Garden Design drawing showing a detailed plan

The Importance of Planning a Garden Design

It’s a common mistake, most of us have done it. Started landscaping our gardens with no real plan, just keen to get started on somewhere to sit or tidying that ugly bit in the corner.

I understand completely, and it’s something I have done in my own gardens more than once. You just want to see change and maybe you’re a long way off from having a budget to do the whole garden, so what’s the harm in just tidying up this bit or that?

Well usually very little but you could just be throwing money away if you have to alter it all later to fit in with the bigger picture. Taking the time to come up with a plan, even if it’s just an outline, for your whole garden will ensure you are working towards your final goal. 

Read on for some tips and guidance on planning a garden design, which you can implement in small chunks whilst working toward a more complete picture.


Be prepared with basic measurements.

Measure your garden out and plot the outline on a sheet of paper, A4 is good enough for most small gardens but if yours is a larger plot you might want to go and get a couple of sheets of A3 or A2.

Next note the position of any permanent features such as the shed, manhole covers etc. Then in a lighter shade or pencil mark any feature that can or will be removed or relocated, even if this wont be until a later stage of you project.

It’s also a good idea to include any large existing plants or trees that you intend to keep and repurpose into your new garden design.


Start Planning a Garden Design – don’t pick up a shovel until you do.

The first stage to designing a garden to allocate space for each function.

So if you have all day sun in the bottom right hand corner corner you might want your main patio to be there. Decide what size of patio you need and mark that with a rough square, circle etc. to an approximate scale. Remember this is just an outline at this stage to make sure your general concept works before hashing out the details.

Carry on using the same method for lawn space, additional seating, water feature and so on. Don’t forget to also mark out how much space you need around doors and other access points to allow free movement around your garden.


We now have a basic skeleton, but it needs flesh.

Now rough out the shape and direction of pathways, both physical and visual. You need to get from A to B within your garden but a straight line is rarely the best route. When you walk through your garden it should feel like a journey, one that guides you though to new views and perspectives. A straight path will make your garden seem smaller by drawing your eye instantly from one point to another without pausing to take in anything along the way.

You need to do this in a wholistic way with the other features and areas so now is also the time to give form and shape to your patio, lawn and planting beds. Are you a fan of sweeping curves or geometric straight edges?

Keep at this, do it over as many times as you need to until you start to see the result that pleases you.

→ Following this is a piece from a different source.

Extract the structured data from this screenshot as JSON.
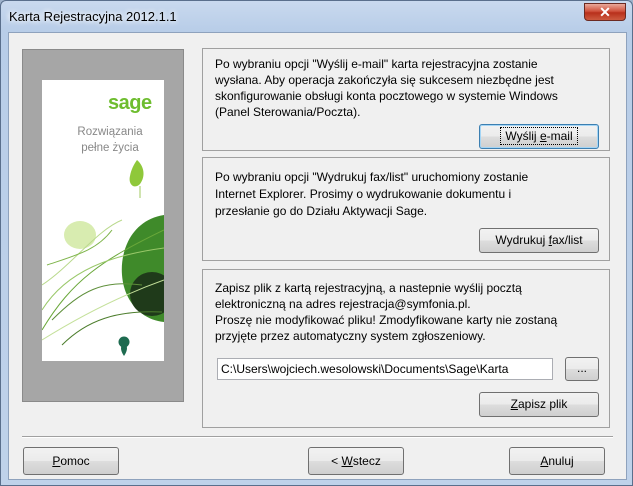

Okay, so it should be getting exciting now.

Time to add some detail, start to decide on materials for your patio and your preferred laying pattern for them. Do you want a modern banded paving pattern or a selection of sizes laid in a random pattern. If you are curving the edges, will you just leave the sawn edges or would it look better to band them with a row of brick or stone sets?

What plants will give the garden it’s structure and height? These you need to plant early on so they can mature. That way even if it takes you years to complete the landscaping, when you finally finish your garden will look mature right away.


Now it’s time to channel your inner Landscaper.

You have a plan, it’s incomplete but the import parts are known. If your are breaking the project down into bitesize chunks you can begin to implement them knowing that you are working towards a cohesive whole. Don’t worry about the smaller details like infill planting or even what type of water feature you want (unless of course that’s your first chunk). These details can be addressed later and it give you time to consider lots of options and develop your plan in more depth whilst progressing the build.

Even if you are attempting to landscape the entire project in one go, it’s is crucial to have an order of operations. Knowing which parts need excavating, to what shape and depth and doing that as a single block of work, will save you money and time when hiring a digger and skips for instance.


Now you understand the importance of planning a garden design

Planning a garden design can be a stressful and terrifying experience, but it doesn’t have to be.

By following these simple tips, you will always know what your objective is, when spending your money and effort.